COVID-19’s Effects on Workers’ Compensation

From processes to presumptions, we chatted with our CEO, Mark Wilhelm, to get his perspective on how COVID-19 has changed the workers’ compensation industry.

May 25, 2021

What claims trends are you seeing? “The situation is still evolving. We are still very early on and have yet to see the long-term effects. That being said, there have been some dramatic changes from certain perspectives. We can already see that COVID losses are being somewhat offset by an overall reduction in frequency of other losses. To what degree remains to be seen. In some industries, it will be more obvious than others.”

What kind of challenges have resulted from changing legislation and regulations? “Early in the pandemic, legislators were trying to mobilize in support of an extreme public health situation. Many presumptions were hastily created to expand the definition of ‘essential workers’ under the law, which forced the workers’ compensation system to do something it was not originally designed to do. We are waiting to see the full impact of these presumptions. As a carrier, other regulations came our way related to returning premium to policyholders. We felt they were unnecessary because we already have an audit system that would have balanced out premiums at the end of the policy period. We were also burdened with additional reporting requirements.”

Has COVID caused any threats to the workers’ compensation system? “It is a slippery slope. Workers’ compensation was originally intended to protect against occupational diseases and there are consequences to expanding that definition. I am referring to illness contracted from working conditions, like asbestosis and black lung disease. Through presumptions, the definition has since been stretched to cover things like lung cancer and heart disease in first responders. Now, due to COVID-19, we are further widening coverage to address a global pandemic and a virus that could have been contracted anywhere, including in your own home. It is extremely difficult to draw a straight line to COVID as an occupational disease that was contracted in the workplace.”

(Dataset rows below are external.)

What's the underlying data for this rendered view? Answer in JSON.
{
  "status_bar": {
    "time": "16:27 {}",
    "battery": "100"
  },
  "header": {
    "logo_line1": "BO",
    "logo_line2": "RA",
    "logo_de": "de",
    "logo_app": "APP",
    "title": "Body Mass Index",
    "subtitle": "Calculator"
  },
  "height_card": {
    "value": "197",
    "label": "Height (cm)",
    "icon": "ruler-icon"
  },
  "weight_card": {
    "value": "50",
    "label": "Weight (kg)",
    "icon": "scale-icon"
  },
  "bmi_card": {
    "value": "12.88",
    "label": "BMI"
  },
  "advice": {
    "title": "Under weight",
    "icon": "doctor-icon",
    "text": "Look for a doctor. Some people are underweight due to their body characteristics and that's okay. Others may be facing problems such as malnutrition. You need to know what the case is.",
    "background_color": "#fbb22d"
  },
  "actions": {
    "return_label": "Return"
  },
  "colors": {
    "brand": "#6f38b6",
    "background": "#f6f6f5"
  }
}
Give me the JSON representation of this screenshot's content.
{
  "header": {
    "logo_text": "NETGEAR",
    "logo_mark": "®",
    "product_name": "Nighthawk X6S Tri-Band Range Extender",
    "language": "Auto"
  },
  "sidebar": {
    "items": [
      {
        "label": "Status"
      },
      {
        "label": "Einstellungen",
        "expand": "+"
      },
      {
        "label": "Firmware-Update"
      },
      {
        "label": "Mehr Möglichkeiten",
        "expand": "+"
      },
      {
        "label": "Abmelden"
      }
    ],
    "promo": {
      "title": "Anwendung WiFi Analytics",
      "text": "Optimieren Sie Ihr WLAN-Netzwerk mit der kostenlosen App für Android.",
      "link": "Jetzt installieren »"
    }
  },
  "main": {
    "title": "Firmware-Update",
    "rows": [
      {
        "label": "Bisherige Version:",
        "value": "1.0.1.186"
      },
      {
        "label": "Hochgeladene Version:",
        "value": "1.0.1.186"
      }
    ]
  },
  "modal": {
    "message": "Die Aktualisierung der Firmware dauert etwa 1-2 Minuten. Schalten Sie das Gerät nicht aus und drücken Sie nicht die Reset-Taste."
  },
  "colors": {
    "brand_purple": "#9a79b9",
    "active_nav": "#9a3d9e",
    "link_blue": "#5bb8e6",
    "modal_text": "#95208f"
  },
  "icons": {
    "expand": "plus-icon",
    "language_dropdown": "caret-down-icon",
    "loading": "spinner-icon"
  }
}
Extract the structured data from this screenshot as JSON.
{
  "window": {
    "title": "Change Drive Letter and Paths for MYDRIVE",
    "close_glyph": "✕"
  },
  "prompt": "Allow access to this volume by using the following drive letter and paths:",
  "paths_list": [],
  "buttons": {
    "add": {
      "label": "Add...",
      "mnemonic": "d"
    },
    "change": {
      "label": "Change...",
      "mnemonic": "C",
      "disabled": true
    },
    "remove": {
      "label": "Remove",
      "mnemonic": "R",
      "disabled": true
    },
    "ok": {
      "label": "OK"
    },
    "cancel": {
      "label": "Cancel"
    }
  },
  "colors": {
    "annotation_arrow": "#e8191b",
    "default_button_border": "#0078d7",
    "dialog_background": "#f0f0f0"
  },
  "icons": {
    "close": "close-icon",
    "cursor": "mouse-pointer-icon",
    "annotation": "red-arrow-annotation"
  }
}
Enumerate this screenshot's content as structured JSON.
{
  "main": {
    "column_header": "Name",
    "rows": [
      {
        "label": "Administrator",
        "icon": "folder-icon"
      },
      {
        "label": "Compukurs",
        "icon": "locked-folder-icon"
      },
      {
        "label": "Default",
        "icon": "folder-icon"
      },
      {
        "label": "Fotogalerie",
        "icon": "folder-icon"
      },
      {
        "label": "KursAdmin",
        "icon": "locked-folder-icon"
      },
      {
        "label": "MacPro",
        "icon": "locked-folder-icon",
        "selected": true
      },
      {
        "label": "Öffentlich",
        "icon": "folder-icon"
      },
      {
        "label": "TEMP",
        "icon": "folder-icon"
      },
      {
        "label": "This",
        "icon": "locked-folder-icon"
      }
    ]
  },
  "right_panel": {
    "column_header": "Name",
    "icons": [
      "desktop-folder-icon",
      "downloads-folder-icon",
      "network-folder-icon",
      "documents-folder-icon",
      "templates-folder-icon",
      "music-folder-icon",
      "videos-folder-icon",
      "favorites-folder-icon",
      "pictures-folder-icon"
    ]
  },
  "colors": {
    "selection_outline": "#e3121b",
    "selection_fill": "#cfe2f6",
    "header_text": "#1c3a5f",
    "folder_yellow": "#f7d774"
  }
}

As an insurance provider, what surprised you most? “The thing that surprised me the most so far was the extreme size of some of the claims we received. As an excess carrier, we are accustomed to seeing substantial claims, but these costs were unprecedented. Medical care was the cost driver. In some cases, people were in the ICU for months then passed away, but many were also in the ICU for months and survived. Either way, significant medical costs accompanied those lengthy hospital stays.”

How do you think the industry must evolve moving forward? “Immediately, I think we learned that the insurance industry is more nimble than we probably expected it to be, but there are several things that need to adjust for the long term. First, underwriters are going to have to look at things very differently. They will have to consider factors like how prevalent a pandemic would be to particular jobs. That also goes for claims. Claims professionals were not accustomed to administering virus claims, so they have to ask different questions and come up with new processes. For instance, we have learned that telemedicine is a wonderful tool for workers’ compensation. It was great that the industry could pivot to using it and I think it would be helpful to all parties if that option would remain. Finally, actuaries are going to have to begin building pandemics into the rate making, balancing out the increase in COVID-type claims versus the decrease in other losses due to factors like remote work. They will also have to consider if this a one-time occurrence or if it will continue to be an exposure moving forward. It will literally take years for all of these factors to work their way through everyone’s processes.”